Dr. Mary Ann Jacobs, Department of American Indian Studies, UNC-Pembroke

Mr. Blake Tyner, Robeson County History Museum

Mr. Garth Locklear, Lumbee Veteran and Historian

Mr. Elisha Locklear, Tuscarora Veteran and Historian

Ms. Tasha Oxendine, Lumbee Folklorist

I will also be reading from my book, Lumbee Indians in the Jim Crow South. The event is on June 26 from 12-2 at the BSU House in Pembroke. Copies of the book will be available for sale at a special discount. This lunch is free and open to the public. Sponsored by:

Department of American Indian Studies, UNC-Pembroke

First Peoples/New Directions Publishing Initiative

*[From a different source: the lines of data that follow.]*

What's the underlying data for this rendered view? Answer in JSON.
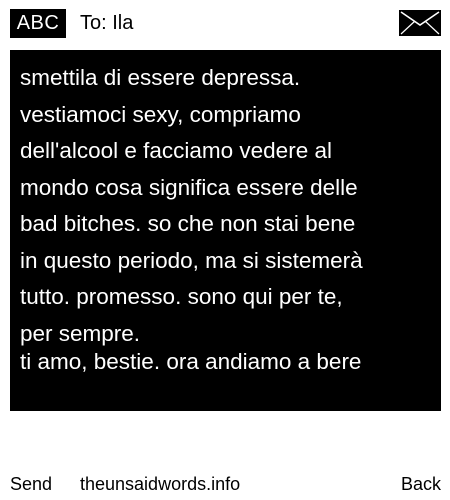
{
  "header": {
    "mode_label": "ABC",
    "recipient": "To: Ila",
    "status_icon": "envelope-icon"
  },
  "message": {
    "body": "smettila di essere depressa.\nvestiamoci sexy, compriamo\ndell'alcool e facciamo vedere al\nmondo cosa significa essere delle\nbad bitches. so che non stai bene\nin questo periodo, ma si sistemerà\ntutto. promesso. sono qui per te,\nper sempre.",
    "closing": "ti amo, bestie. ora andiamo a bere"
  },
  "footer": {
    "left_softkey": "Send",
    "site": "theunsaidwords.info",
    "right_softkey": "Back"
  },
  "colors": {
    "background": "#ffffff",
    "message_bg": "#000000",
    "message_text": "#ffffff",
    "text": "#000000"
  }
}
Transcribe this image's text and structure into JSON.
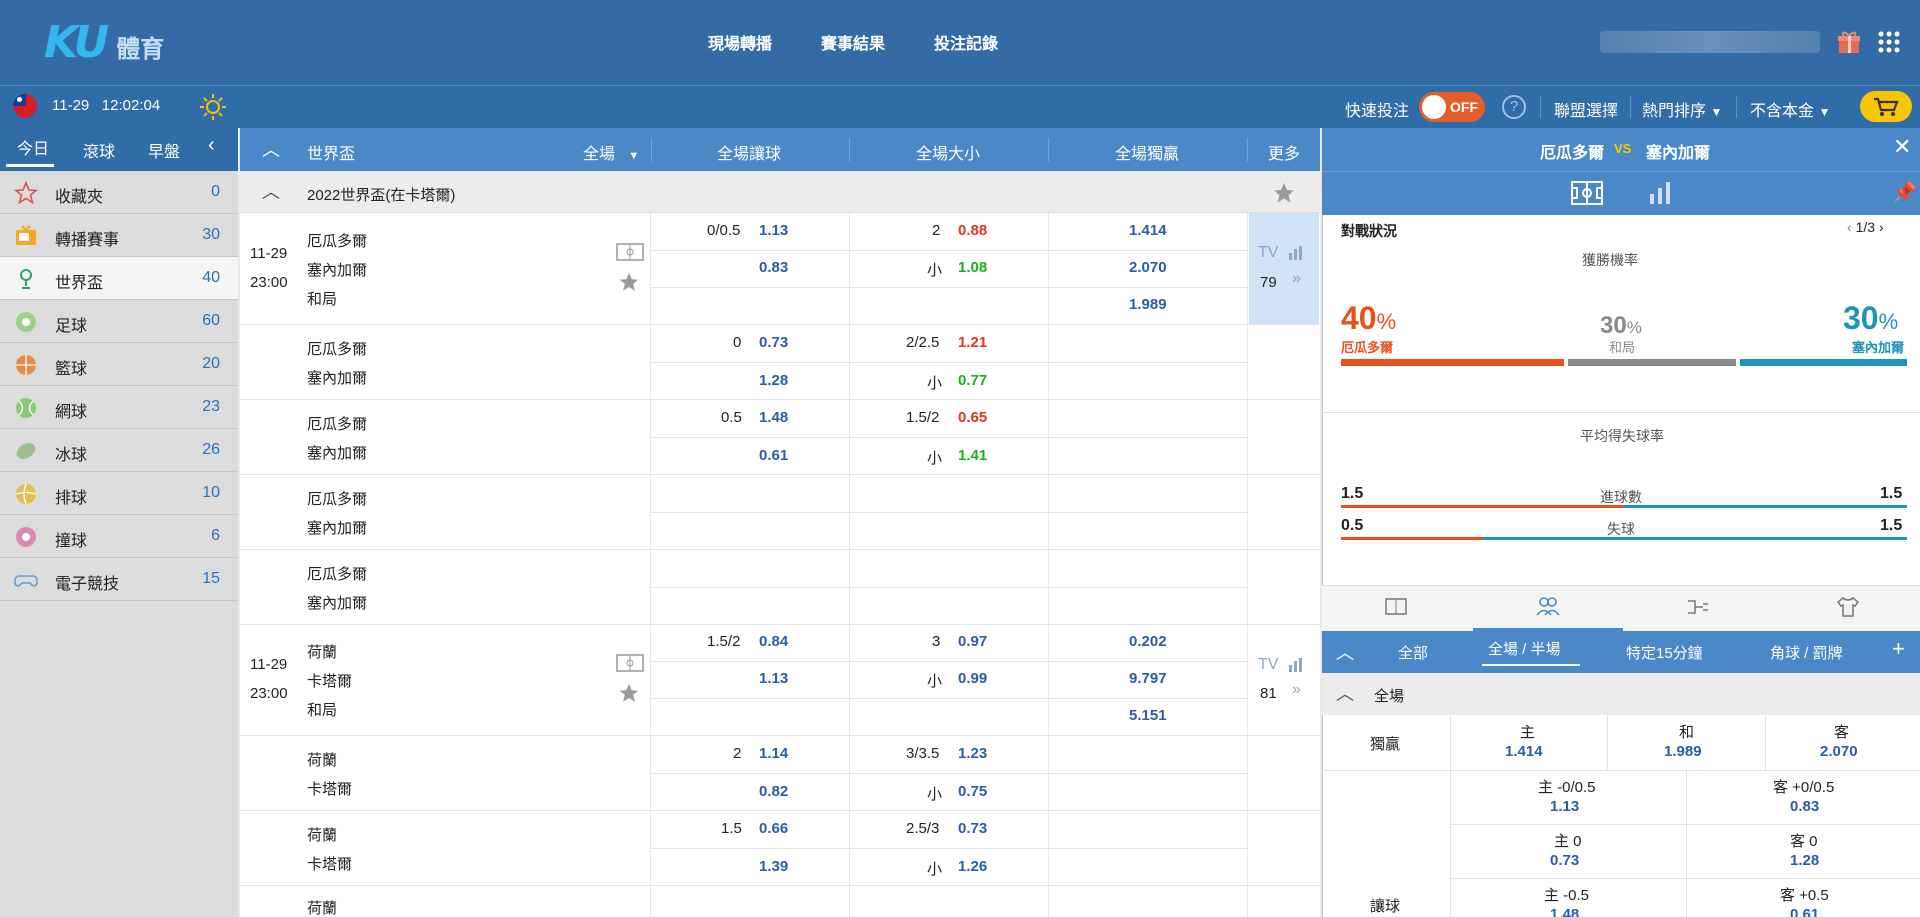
{
  "header": {
    "logo_ku": "KU",
    "logo_text": "體育",
    "nav": [
      "現場轉播",
      "賽事結果",
      "投注記錄"
    ]
  },
  "bar2": {
    "date": "11-29",
    "time": "12:02:04",
    "quick_bet": "快速投注",
    "toggle": "OFF",
    "help": "?",
    "league_select": "聯盟選擇",
    "hot_sort": "熱門排序",
    "principal": "不含本金"
  },
  "sidebar": {
    "tabs": [
      "今日",
      "滾球",
      "早盤"
    ],
    "items": [
      {
        "label": "收藏夾",
        "count": "0",
        "icon": "star-icon"
      },
      {
        "label": "轉播賽事",
        "count": "30",
        "icon": "tv-icon"
      },
      {
        "label": "世界盃",
        "count": "40",
        "icon": "trophy-icon"
      },
      {
        "label": "足球",
        "count": "60",
        "icon": "soccer-icon"
      },
      {
        "label": "籃球",
        "count": "20",
        "icon": "basketball-icon"
      },
      {
        "label": "網球",
        "count": "23",
        "icon": "tennis-icon"
      },
      {
        "label": "冰球",
        "count": "26",
        "icon": "hockey-icon"
      },
      {
        "label": "排球",
        "count": "10",
        "icon": "volleyball-icon"
      },
      {
        "label": "撞球",
        "count": "6",
        "icon": "billiards-icon"
      },
      {
        "label": "電子競技",
        "count": "15",
        "icon": "esports-icon"
      }
    ]
  },
  "main": {
    "header": {
      "title": "世界盃",
      "period": "全場",
      "handicap": "全場讓球",
      "overunder": "全場大小",
      "moneyline": "全場獨贏",
      "more": "更多"
    },
    "league": "2022世界盃(在卡塔爾)",
    "match1": {
      "date": "11-29",
      "time": "23:00",
      "home": "厄瓜多爾",
      "away": "塞內加爾",
      "draw": "和局",
      "tv": "TV",
      "more": "79",
      "rows": [
        {
          "hdp": "0/0.5",
          "hdp_h": "1.13",
          "hdp_a": "0.83",
          "ou": "2",
          "ou_o": "0.88",
          "ou_u_lbl": "小",
          "ou_u": "1.08",
          "ml_h": "1.414",
          "ml_a": "2.070",
          "ml_d": "1.989"
        },
        {
          "hdp": "0",
          "hdp_h": "0.73",
          "hdp_a": "1.28",
          "ou": "2/2.5",
          "ou_o": "1.21",
          "ou_u_lbl": "小",
          "ou_u": "0.77"
        },
        {
          "hdp": "0.5",
          "hdp_h": "1.48",
          "hdp_a": "0.61",
          "ou": "1.5/2",
          "ou_o": "0.65",
          "ou_u_lbl": "小",
          "ou_u": "1.41"
        }
      ]
    },
    "match2": {
      "date": "11-29",
      "time": "23:00",
      "home": "荷蘭",
      "away": "卡塔爾",
      "draw": "和局",
      "tv": "TV",
      "more": "81",
      "rows": [
        {
          "hdp": "1.5/2",
          "hdp_h": "0.84",
          "hdp_a": "1.13",
          "ou": "3",
          "ou_o": "0.97",
          "ou_u_lbl": "小",
          "ou_u": "0.99",
          "ml_h": "0.202",
          "ml_a": "9.797",
          "ml_d": "5.151"
        },
        {
          "hdp": "2",
          "hdp_h": "1.14",
          "hdp_a": "0.82",
          "ou": "3/3.5",
          "ou_o": "1.23",
          "ou_u_lbl": "小",
          "ou_u": "0.75"
        },
        {
          "hdp": "1.5",
          "hdp_h": "0.66",
          "hdp_a": "1.39",
          "ou": "2.5/3",
          "ou_o": "0.73",
          "ou_u_lbl": "小",
          "ou_u": "1.26"
        }
      ]
    },
    "extra_home": "荷蘭"
  },
  "right": {
    "home": "厄瓜多爾",
    "vs": "VS",
    "away": "塞內加爾",
    "stats_title": "對戰狀況",
    "page": "1/3",
    "win_prob": "獲勝機率",
    "home_pct": "40",
    "draw_pct": "30",
    "away_pct": "30",
    "pct_sign": "%",
    "draw_label": "和局",
    "avg_title": "平均得失球率",
    "goals_label": "進球數",
    "conceded_label": "失球",
    "goals_home": "1.5",
    "goals_away": "1.5",
    "conc_home": "0.5",
    "conc_away": "1.5",
    "subtabs": [
      "全部",
      "全場 / 半場",
      "特定15分鐘",
      "角球 / 罰牌"
    ],
    "plus": "+",
    "section": "全場",
    "moneyline_label": "獨贏",
    "home_lbl": "主",
    "draw_lbl": "和",
    "away_lbl": "客",
    "ml_h": "1.414",
    "ml_d": "1.989",
    "ml_a": "2.070",
    "hdp_label": "讓球",
    "hdp_rows": [
      {
        "h": "主 -0/0.5",
        "hv": "1.13",
        "a": "客 +0/0.5",
        "av": "0.83"
      },
      {
        "h": "主 0",
        "hv": "0.73",
        "a": "客 0",
        "av": "1.28"
      },
      {
        "h": "主 -0.5",
        "hv": "1.48",
        "a": "客 +0.5",
        "av": "0.61"
      }
    ]
  },
  "colors": {
    "primary": "#346ba5",
    "accent_orange": "#e8511e",
    "accent_teal": "#1d93b8",
    "odds_blue": "#2a5da8",
    "odds_red": "#e3341f",
    "odds_green": "#18b318",
    "cart": "#f7c600"
  }
}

University of North Carolina Press

Lumbee Guaranty Bank

Oxendine, war hero, dies
by Johna Strickland

Tom Oxendine, left, a Pembroke native, flew combat missions for the Navy during World War II. He received the Distinguished Flying Cross for rescuing a downed airman.
PEMBROKE — Thomas Oxendine, the Pembroke native known as “Tom-boy” who would buzz Robeson County in his naval jet and the first American Indian to complete Navy flight school, died Thursday. He was 87.

Oxendine died at his Arlington, Va., due to complications related to his age, according to Joe Oxendine, his brother and the former chancellor of The University of North Carolina at Pembroke.

The funeral will be 2:30 p.m. Monday at Pembroke Berea Baptist Church. Burial will follow in the Sandcutt Cemetery. The visitation will be from 7 to 9 p.m. Sunday at Locklear and Son Funeral Home.

Although Oxendine left Robeson County decades ago, he discovered a passion for flying at the Lumberton airport in the 1940s. That led him to the Navy; service in World War II, the Korean war and Continue Reading »

This article was written by D.G. Martin, host of UNC-TV’s North Carolina Bookwatch and Who’s Talking on 1360 WCHL Radio. It appeared in the Thomasville Times on May 4, 2010.


Are you trying to make sense out of the latest news from the Lumbee Tribe?

According to news reports, the Lumbee Tribal Council has approved a contract with a Nevada-based lobbying firm that will attempt to persuade Congress to grant the tribe full recognition without any restrictions on gambling ventures.

A bill granting recognition but restricting gambling has passed the House of Representatives and has been waiting on action by the Senate.

The shocker in the new contract with Lewin International is a provision that would require the Continue Reading »